This motorcycle is available in three variants: an FI that comes with Pirelli rubber as standard and disc brakes at both ends. That bike also gets a lap timer and a gear position indicator. The bike we tested was the carb variant, which comes with the rear disc as well, but gets Remora tyres. The same bike has a cheaper variant that misses out on the rear disc and gets a narrower rear tyre. That variant should deliver slightly better fuel efficiency as well. And I think the FI would be a shade frugal as well.
However, if you want a 160 cc bike with the most grunt on offer, look no further than the variant we rode. Our editor, Saad, who attended the media ride earlier this year, corroborates the fact. It’s not only the quickest and fastest motorcycle in its segment, but also one that does most of the other important things either as good as the competition or even better than them.
I forgot to tell you that the RTR 160 4V also has the best in segment ground clearance as well. The bike would never bottom out on even the most monstrous of the speed-breakers, even with a heavy pillion on board.
And like I had said a while back – you can even get it to deliver decent fuel efficiency by riding sanely most of the time. It should not be a difficult thing to do, especially when you know that when the need arises, one twist of the wrist is all it would take to leave the entire competition behind.
TVS APACHE RTR 160 4V vs YAMAHA FZ vs SUZUKI GIXXER vs HONDA CB HORNET 160R
|Tech Specs||TVS Apache RTR 160 4v||Yamaha FZ||Suzuki Gixxer||Honda CB Hornet 160R|
|Price in INR (ex-showroom, Delhi)||91,810 (FI) / 85,810 (rear disc) / 82,810 (rear drum)||81,540 (FZ-FI rear drum) / 83,542 (FZ-S FI rear disc)||81,550 (rear disc) / 87,871 (ABS)||85,943 (STD) / 90,443 (CBS) / 91,443 (ABS STD) / 93,943 (ABS DLX)|

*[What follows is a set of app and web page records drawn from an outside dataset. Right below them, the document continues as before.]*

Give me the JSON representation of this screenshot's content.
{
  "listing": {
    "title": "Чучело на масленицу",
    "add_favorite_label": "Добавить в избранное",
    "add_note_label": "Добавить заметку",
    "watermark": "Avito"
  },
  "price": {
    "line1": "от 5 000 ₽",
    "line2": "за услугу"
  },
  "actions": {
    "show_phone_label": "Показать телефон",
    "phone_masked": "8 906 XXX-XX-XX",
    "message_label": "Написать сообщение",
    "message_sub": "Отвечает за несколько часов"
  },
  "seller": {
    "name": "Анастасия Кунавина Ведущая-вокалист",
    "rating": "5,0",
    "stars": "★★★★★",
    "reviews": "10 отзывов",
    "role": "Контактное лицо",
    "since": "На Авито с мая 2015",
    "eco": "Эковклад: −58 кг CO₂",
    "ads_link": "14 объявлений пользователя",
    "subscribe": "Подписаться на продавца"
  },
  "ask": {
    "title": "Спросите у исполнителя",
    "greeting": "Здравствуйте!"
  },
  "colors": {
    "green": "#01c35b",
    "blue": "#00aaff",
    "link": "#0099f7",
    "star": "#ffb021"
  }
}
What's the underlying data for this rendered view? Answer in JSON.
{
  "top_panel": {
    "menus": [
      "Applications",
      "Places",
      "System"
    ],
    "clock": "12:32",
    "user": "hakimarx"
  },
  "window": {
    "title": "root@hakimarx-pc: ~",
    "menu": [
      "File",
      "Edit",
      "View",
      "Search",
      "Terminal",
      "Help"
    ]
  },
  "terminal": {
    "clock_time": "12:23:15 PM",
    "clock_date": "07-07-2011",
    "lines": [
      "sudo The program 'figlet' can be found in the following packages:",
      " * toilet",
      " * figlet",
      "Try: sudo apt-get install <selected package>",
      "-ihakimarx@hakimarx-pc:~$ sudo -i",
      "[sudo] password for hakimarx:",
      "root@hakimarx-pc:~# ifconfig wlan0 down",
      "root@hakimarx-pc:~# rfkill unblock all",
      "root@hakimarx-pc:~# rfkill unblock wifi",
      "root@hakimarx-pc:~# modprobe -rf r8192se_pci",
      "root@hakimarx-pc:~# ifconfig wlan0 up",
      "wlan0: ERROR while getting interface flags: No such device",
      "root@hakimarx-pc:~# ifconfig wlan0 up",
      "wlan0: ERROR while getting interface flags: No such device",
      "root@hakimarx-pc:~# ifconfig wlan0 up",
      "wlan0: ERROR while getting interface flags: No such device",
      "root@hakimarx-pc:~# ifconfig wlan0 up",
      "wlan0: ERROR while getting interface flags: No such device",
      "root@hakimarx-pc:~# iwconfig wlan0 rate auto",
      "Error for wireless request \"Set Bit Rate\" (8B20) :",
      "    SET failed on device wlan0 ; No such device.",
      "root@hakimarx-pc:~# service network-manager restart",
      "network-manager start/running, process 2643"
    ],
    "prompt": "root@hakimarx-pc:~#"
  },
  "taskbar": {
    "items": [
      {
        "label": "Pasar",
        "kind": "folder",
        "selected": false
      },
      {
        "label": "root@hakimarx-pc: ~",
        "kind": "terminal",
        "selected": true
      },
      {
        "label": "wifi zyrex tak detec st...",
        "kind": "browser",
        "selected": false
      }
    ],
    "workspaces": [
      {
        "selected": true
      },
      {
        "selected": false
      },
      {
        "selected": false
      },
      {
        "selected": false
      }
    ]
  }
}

|Engine Type||4-stroke, air- & oil-cooled||4-stroke, air-cooled||4-stroke, air-cooled||4-stroke, air-cooled|
|Displacement||159.7 cc||149 cc||154.9 cc||162.7 cc|
|Power||16.5 hp @8,000 rpm||13 hp @8,000 rpm||14.6 hp @8,000 rpm||14.9 hp @8,500 rpm|
|Torque||14.8 Nm @6,500 rpm||12.8 Nm @6,000 rpm||14 Nm @6,000 rpm||14.5 Nm @6,500 rpm|
|Kerb Weight||143 kg (rear drum) / 145 kg (rear disc) / 147 kg (FI)||132 kg (FZ-FI rear drum) / 133 kg (FZ-S FI rear disc)||136 kg||138 kg (STD) / 140 kg (CBS) / 140 kg (ABS – STD) / 141 kg (ABS – DLX)|
|Top Speed Achieved (speedo-indicated)||140 km/h||115 km/h||116 km/h||NA|
|Fuel efficiency (In City Traffic*)||30.03 km/l||46 km/l||50 km/l||NA|
|Fuel Tank Capacity||12 L||12 L||12 L||12 L|
|Seat Height||800 mm||790 mm||780 mm||NA|
|Ground Clearance||180 mm||160 mm||160 mm||NA|
|Length||2050 mm||2073 mm||2050 mm||2041 mm|
|Wheelbase||1357 mm||1330 mm||1330 mm||1346 mm|
|Tyre Size||90/90 (Front) |110/80 (Rear) Drum | 130/70 Disc & FI variants||100/80 (Front) | 140/60 (Rear)||100/80 (Front) | 140/60 (Rear)||100/80 (Front) | 140/70 (Rear)|